Task input —

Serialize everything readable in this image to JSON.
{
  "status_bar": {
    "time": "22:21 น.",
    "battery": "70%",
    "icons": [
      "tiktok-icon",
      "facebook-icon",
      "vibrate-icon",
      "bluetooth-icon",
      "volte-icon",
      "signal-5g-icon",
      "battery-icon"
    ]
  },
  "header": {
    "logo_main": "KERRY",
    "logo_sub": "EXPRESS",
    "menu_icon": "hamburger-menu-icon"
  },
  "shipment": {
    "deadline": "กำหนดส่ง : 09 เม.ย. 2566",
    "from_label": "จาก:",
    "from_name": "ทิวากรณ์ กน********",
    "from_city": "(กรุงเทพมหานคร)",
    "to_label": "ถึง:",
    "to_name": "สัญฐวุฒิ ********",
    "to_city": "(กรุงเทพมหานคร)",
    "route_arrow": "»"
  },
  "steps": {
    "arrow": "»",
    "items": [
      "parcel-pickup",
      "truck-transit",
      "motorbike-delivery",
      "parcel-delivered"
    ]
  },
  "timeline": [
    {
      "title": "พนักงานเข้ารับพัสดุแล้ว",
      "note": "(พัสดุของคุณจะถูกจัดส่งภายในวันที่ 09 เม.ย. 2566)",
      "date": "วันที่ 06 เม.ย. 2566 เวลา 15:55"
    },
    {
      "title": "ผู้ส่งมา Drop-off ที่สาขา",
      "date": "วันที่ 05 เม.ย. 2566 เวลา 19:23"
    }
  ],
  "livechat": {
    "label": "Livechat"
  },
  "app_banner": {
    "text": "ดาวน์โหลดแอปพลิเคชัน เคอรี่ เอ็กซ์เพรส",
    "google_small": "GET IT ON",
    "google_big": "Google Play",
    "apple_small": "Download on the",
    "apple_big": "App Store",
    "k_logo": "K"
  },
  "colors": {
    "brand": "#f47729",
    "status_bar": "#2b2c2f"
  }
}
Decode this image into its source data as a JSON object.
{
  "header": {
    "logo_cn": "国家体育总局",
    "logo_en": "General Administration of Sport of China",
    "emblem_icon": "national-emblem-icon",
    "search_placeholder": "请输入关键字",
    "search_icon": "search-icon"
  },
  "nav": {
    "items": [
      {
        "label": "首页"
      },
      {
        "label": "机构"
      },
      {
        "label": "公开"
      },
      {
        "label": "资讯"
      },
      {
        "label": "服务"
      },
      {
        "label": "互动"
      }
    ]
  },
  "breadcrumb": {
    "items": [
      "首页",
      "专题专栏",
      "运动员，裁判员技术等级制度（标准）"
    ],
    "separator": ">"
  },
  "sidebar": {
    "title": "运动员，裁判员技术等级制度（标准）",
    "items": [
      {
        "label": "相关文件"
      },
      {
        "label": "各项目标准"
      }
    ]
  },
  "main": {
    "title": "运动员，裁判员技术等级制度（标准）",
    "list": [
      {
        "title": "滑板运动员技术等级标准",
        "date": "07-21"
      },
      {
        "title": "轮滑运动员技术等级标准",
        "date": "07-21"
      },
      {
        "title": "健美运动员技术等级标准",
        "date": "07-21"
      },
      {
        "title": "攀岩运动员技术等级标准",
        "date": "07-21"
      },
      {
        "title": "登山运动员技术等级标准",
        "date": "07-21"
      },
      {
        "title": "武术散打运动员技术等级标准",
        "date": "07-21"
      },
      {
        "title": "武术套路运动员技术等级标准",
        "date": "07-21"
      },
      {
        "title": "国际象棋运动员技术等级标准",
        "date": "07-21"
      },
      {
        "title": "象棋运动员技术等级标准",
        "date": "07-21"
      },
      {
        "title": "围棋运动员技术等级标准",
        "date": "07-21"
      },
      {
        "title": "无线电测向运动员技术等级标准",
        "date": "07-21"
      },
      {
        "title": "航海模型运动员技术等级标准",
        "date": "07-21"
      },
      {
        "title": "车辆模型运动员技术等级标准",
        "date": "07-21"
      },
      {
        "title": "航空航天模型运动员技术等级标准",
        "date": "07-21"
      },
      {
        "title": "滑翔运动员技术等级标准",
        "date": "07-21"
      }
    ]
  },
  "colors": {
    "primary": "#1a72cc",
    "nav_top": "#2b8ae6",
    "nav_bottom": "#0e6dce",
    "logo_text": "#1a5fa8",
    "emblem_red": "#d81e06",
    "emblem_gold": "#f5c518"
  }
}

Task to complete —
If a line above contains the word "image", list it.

Written solution —
Serialize everything readable in this image to JSON.
Decode this image into its source data as a JSON object.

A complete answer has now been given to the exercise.